> **YOUR GOAL**: Report, in full, each line of the material below in which the string "with" occurs.

─── DATASET ENTRIES ───

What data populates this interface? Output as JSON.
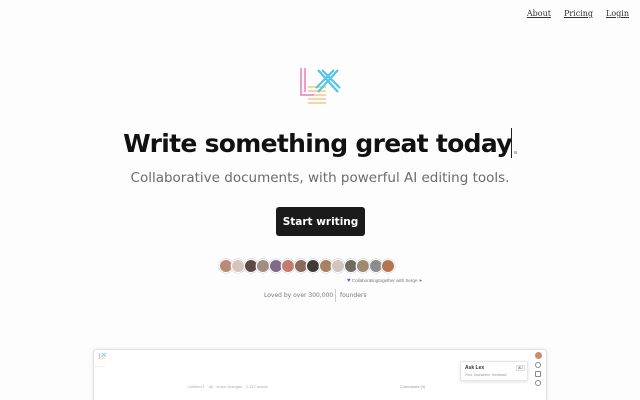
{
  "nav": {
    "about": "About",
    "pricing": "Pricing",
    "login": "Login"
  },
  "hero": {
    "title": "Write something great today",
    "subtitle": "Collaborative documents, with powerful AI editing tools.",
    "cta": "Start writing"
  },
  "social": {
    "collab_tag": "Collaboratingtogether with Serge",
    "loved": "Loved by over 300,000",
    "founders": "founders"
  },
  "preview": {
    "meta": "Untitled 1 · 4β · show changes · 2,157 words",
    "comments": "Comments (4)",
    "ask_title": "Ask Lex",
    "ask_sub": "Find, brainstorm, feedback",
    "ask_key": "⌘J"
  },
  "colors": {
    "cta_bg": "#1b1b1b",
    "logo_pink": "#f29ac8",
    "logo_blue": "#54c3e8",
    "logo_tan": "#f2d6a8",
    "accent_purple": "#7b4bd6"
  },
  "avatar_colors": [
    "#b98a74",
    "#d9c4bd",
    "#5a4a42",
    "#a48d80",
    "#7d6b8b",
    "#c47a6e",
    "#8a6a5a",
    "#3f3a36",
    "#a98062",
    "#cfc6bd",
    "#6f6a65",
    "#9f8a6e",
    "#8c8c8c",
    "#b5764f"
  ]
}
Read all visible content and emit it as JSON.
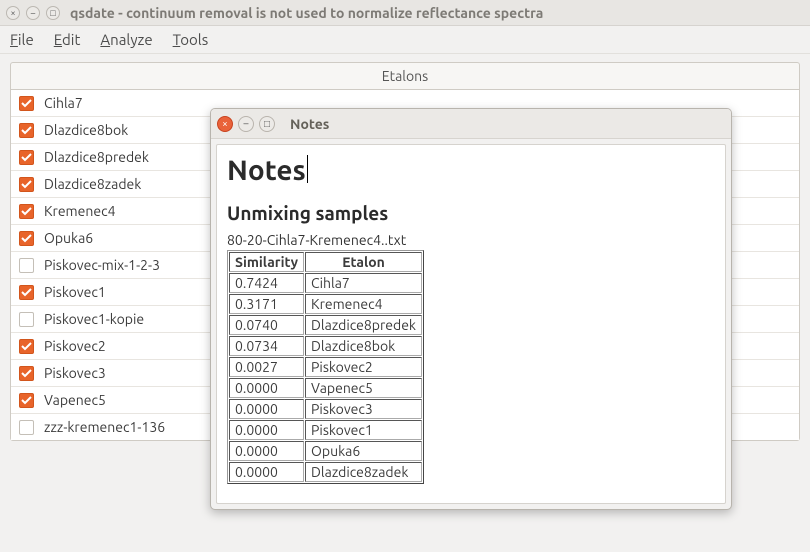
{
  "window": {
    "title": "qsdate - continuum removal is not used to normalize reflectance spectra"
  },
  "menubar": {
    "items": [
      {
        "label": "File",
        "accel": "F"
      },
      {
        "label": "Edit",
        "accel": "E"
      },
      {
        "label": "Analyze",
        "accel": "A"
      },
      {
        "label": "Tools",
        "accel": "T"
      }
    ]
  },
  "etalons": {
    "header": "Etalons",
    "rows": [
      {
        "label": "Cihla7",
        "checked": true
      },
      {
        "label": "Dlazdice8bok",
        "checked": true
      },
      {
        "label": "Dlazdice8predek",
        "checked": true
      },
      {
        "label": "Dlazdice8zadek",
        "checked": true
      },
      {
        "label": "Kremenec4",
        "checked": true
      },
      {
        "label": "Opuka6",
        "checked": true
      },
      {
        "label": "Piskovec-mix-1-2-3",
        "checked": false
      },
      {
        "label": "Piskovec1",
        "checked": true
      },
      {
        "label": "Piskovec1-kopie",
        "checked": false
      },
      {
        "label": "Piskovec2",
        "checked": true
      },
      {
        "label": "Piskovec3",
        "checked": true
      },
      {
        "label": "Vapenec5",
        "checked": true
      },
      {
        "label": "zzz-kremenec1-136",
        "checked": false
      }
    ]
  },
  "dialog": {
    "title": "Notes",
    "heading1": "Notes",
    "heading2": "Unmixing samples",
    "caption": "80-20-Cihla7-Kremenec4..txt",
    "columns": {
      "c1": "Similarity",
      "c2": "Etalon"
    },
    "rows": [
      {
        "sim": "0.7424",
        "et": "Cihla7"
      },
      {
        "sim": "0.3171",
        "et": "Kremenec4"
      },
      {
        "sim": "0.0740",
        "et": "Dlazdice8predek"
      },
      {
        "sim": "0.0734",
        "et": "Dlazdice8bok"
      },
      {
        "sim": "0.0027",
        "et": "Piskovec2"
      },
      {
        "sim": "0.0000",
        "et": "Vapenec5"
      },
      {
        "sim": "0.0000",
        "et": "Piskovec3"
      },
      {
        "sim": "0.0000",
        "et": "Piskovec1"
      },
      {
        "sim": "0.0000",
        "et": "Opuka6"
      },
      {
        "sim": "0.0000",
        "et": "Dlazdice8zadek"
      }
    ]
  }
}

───

> **RESULT OF THIS TASK**:
    "subtitle": "Collaborative documents, with powerful AI editing tools.",
    "collab_tag": "Collaboratingtogether with Serge",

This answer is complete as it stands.